It seems sculpture is now firmly planted in the industrial and technical at the Royal Academy. Starting earlier this year with Bill Viola’s video installations and then Phyllida Barlow’s architectural structures, the RA now brings an extensive exhibition of Turner Prize winner (1994) Anthony Gormley’s previous and current work which is as equally monolithic as the work of his contemporaries. Best known for the unmissable Angel of the North spanning the Gateshead horizon, the Royal Academician and knight focuses on the relationship of the human body to space.
There are a lot of human forms, mostly adult male, mostly of Gormley because that is his trademark after all. Gormley takes his form as muse to great heights (literally) with 24 cast iron figures of himself: Lost Horizon I from 2008. The few exceptions include a foetal baby (Iron Baby 1999) lying squat and initially unrecognisable and rather questionable in the Annenberg Courtyard. And then there are the slabs and blocks which cleverly mimic human form or suggest an absent body by a simple imprint such as Flesh, the concrete crucifix with finger and footprints.
Images Clockwise from top left: Lost Horizon I, 2008 ; Body and Fruit, 1991/93; Flesh, 1990; Clearing V, 2009.
In addition, Gormley brings colossal, industrial art to the regal galleries of the Royal Academy. At times the commodious Beaux-Arts galleries struggle to fit the brutalist structures which probably work better outdoors. However, the juxtaposition is effective. Clearing V is a swirling tangle of aluminium; Cave, is an ominous pile of metal boxes reminiscent of mine shafts. These are objects to explore and enter - Cave with trepidation for the claustrophobic. The installation Host is not interactive, mind you, and comprises a gallery room filled with water from wall to wall on a clay bed of peculiar growth. Staff might be kept on their toes minding this one.
There is a detachment to Gormley’s sculptures. He presents his form in stiff poses, cast in iron or absent as cut-outs.
Even though he uses himself as muse (and en masse this can appear repetitive), he isn’t remotely narcissistic. His face is blank; his body anonymous as if embalmed. The works are powerful but not emotionally sensitive or endearing. In the end, this is an exhibition to marvel for its magnitude and engineering and the impact of Gormley’s inventive mind.

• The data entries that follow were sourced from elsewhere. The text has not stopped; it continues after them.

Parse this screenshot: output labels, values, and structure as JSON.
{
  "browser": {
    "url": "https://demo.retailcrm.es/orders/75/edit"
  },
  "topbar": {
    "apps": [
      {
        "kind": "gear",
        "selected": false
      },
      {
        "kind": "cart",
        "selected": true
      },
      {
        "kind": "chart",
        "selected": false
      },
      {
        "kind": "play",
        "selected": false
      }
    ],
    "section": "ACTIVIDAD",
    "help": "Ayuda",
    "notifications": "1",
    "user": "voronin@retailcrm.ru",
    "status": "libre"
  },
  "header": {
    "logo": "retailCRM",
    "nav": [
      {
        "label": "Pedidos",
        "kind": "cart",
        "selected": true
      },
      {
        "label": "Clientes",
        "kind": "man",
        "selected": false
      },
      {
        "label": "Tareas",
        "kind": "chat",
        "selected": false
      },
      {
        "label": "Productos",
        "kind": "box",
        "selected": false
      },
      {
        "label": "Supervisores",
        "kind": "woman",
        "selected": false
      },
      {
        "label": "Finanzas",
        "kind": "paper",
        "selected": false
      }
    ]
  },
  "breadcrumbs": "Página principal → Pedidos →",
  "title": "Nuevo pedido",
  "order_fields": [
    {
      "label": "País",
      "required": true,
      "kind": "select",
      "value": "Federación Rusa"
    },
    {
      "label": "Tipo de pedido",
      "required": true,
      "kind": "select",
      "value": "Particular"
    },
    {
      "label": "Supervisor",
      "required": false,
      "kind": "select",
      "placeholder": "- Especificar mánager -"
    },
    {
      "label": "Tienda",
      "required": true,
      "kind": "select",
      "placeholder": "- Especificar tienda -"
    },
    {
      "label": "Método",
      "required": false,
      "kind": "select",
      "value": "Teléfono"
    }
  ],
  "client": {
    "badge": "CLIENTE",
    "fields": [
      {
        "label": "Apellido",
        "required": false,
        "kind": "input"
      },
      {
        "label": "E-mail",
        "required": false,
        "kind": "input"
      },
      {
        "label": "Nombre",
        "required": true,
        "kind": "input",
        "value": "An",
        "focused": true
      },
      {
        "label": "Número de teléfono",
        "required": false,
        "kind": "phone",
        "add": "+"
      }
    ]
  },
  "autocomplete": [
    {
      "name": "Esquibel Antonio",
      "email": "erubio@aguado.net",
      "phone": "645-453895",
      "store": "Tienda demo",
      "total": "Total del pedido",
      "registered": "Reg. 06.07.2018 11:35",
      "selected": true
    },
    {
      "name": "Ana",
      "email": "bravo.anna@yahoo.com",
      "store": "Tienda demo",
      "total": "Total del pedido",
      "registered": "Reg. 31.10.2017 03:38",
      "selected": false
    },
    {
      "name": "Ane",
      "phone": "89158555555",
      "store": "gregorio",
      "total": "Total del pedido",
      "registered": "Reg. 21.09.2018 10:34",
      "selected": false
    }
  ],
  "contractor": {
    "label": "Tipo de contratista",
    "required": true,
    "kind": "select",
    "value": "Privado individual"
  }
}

Main Galleries 21 September – 3 December 2019
Royal Academy of Arts, Burlington House, Piccadilly, London W1J 0BD